|Semester Assessment||Bibliographic exercise Bibliographic exercise on the development of numeracy across two countries (2100 words)||35%|
|Semester Assessment||Case study Case study on the relationship between numeracy theory, policy and practice in one country (3900 words).||65%|
|Supplementary Assessment||Bibliographic exercise All failed elements of the assessments must be re-taken if the student's average mark falls below the required pass mark of 40%.||35%|
|Supplementary Assessment||Case study All failed elements of the assessments must be re-taken if the student's average mark falls below the required pass mark of 40%.||65%|
On successful completion of this module students should be able to:
Critically assess the reasons for the increasing demand on numeracy skills.
Demonstrate an understanding of the key historical development in numeracy education from an international perspective.
Critically review the relationship between numeracy theories, policies and practices across countries
Critically examine the relationship between numeracy theory, policy and practice.
Trace the main historical developments in numeracy education.
Provide students with the opportunity to explore the development of numeracy skills from an international perspective.
Give the opportunity to examine the relationship between theory, policy and practice regarding numeracy education.
Session 1 (2 hours) What is numeracy?
Current and competing theories of numeracy
Session 2 (2 hours) History of numeracy development
Session 3 (2 hours) Supporting the development of numeracy: skills and
Session 4 (1hr lec/1hr sem) Critically examining relationships between policy,
practice and theory
Session 5 (1hr lec/1hr sem) Case study 1 - e.g. Wales
Session 6 (1hr lec/1hr sem) Case study 2 - e.g. Hong Kong
Session 7 (1hr lec/1hr sem) Case study 3 - e.g. Nigeria
Session 8 (1hr lec/1hr sem) Case study 4 - e.g. Iran
Session 9 (1hr lec/1hr sem) Ways of promoting numeracy in an education
Session 10 (2 hours) The role of the practitioner in supporting numeracy
development - an international perspective
The first part of this module will focus upon the reasons for the increasing demand on numeracy skills for the international population. Students will be introduced to the key historical developments and changing attitudes in the progression of skills in numeracy. The module will provide students with the opportunity to critically examine a number of case studies representing countries of the world to show the relationship between theory, policy and practice.
|Skills Type||Skills details|
|Application of Number||Statistical reports will be considered and data to support arguments will be analysed.|
|Communication||This will be developed both in seminar discussions and in preparation for the assessments .|

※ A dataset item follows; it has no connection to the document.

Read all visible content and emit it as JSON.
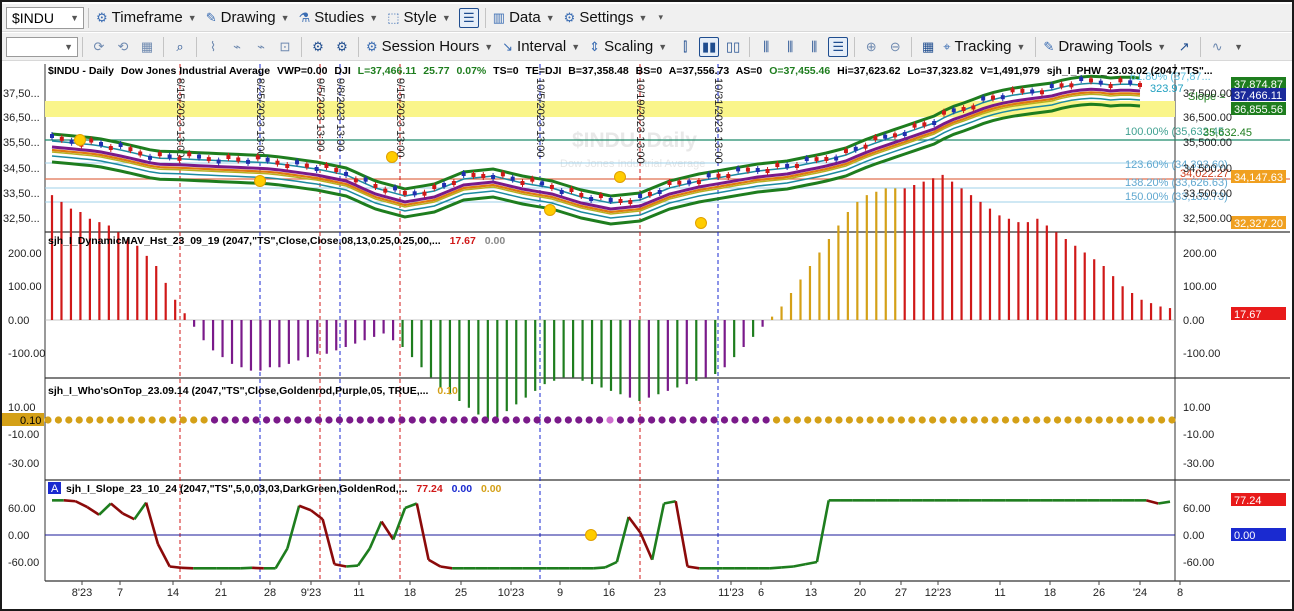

|Improving own Learning and Performance||Online tests at the end of session will illustrate areas that need improving.|
|Information Technology||Discussion Boards will be used throughout. All assignments will be word processed.|
|Personal Development and Career planning||Reflection activities during seminars will be used to encourage personal development. Opportunities to explore the workings of other countries will highlight possible career paths to students.|

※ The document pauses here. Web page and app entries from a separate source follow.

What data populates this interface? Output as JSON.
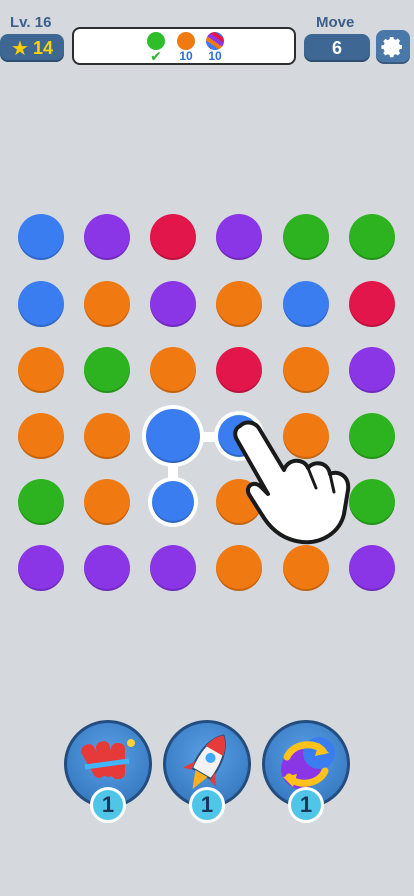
{
  "header": {
    "level_label": "Lv. 16",
    "stars": "14",
    "move_label": "Move",
    "moves": "6"
  },
  "goals": [
    {
      "color": "#2fbe2a",
      "count": "✔"
    },
    {
      "color": "#f07a12",
      "count": "10"
    },
    {
      "color": "striped",
      "count": "10"
    }
  ],
  "palette": {
    "blue": "#3a7df0",
    "purple": "#8a35e6",
    "red": "#e3164b",
    "green": "#2db31f",
    "orange": "#f07912"
  },
  "grid": [
    [
      "blue",
      "purple",
      "red",
      "purple",
      "green",
      "green"
    ],
    [
      "blue",
      "orange",
      "purple",
      "orange",
      "blue",
      "red"
    ],
    [
      "orange",
      "green",
      "orange",
      "red",
      "orange",
      "purple"
    ],
    [
      "orange",
      "orange",
      "blue",
      "blue",
      "orange",
      "green"
    ],
    [
      "green",
      "orange",
      "blue",
      "orange",
      "orange",
      "green"
    ],
    [
      "purple",
      "purple",
      "purple",
      "orange",
      "orange",
      "purple"
    ]
  ],
  "boosters": [
    {
      "icon": "firecracker-icon",
      "count": "1"
    },
    {
      "icon": "rocket-icon",
      "count": "1"
    },
    {
      "icon": "shuffle-icon",
      "count": "1"
    }
  ]
}
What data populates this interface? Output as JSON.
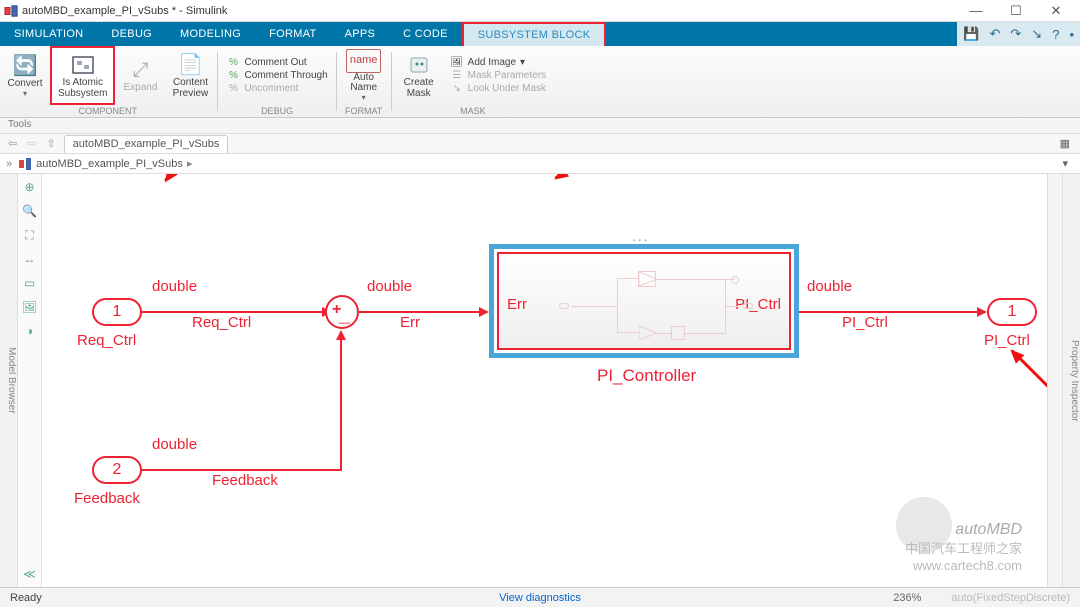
{
  "window": {
    "title": "autoMBD_example_PI_vSubs * - Simulink"
  },
  "ribbon": {
    "tabs": [
      "SIMULATION",
      "DEBUG",
      "MODELING",
      "FORMAT",
      "APPS",
      "C CODE",
      "SUBSYSTEM BLOCK"
    ],
    "context_tab_index": 6
  },
  "toolstrip": {
    "convert": "Convert",
    "atomic_top": "Is Atomic",
    "atomic_bot": "Subsystem",
    "expand": "Expand",
    "content_top": "Content",
    "content_bot": "Preview",
    "group_component": "COMPONENT",
    "comment_out": "Comment Out",
    "comment_through": "Comment Through",
    "uncomment": "Uncomment",
    "group_debug": "DEBUG",
    "auto_top": "Auto",
    "auto_bot": "Name",
    "group_format": "FORMAT",
    "create_top": "Create",
    "create_bot": "Mask",
    "add_image": "Add Image",
    "mask_params": "Mask Parameters",
    "look_under": "Look Under Mask",
    "group_mask": "MASK"
  },
  "tools_label": "Tools",
  "nav": {
    "tab_name": "autoMBD_example_PI_vSubs"
  },
  "breadcrumb": {
    "root": "autoMBD_example_PI_vSubs",
    "sep": "▸"
  },
  "diagram": {
    "in1": {
      "num": "1",
      "name": "Req_Ctrl",
      "dtype": "double",
      "signal": "Req_Ctrl"
    },
    "in2": {
      "num": "2",
      "name": "Feedback",
      "dtype": "double",
      "signal": "Feedback"
    },
    "sum": {
      "label": "+_",
      "out_dtype": "double",
      "out_signal": "Err"
    },
    "sub": {
      "name": "PI_Controller",
      "in_label": "Err",
      "out_label": "PI_Ctrl",
      "out_dtype": "double",
      "out_signal": "PI_Ctrl"
    },
    "out1": {
      "num": "1",
      "name": "PI_Ctrl"
    }
  },
  "left_rail": "Model Browser",
  "right_rail": "Property Inspector",
  "status": {
    "ready": "Ready",
    "diag": "View diagnostics",
    "zoom": "236%",
    "solver": "auto(FixedStepDiscrete)"
  },
  "watermark": {
    "line1": "中国汽车工程师之家",
    "line2": "www.cartech8.com",
    "brand": "autoMBD"
  }
}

|Problem solving||During case study exercises students will be given the challenges faced by the countries and expected to think of methods of solving these.|
|Research skills||This will be developed throughout the module but particularly in regards to the research necessary in the assessments and case study sessions.|
|Subject Specific Skills||Comparing and contrasting case studies. Understanding statistical data.|
|Team work||Seminar activities will involve group work.|
This module is at CQFW Level 6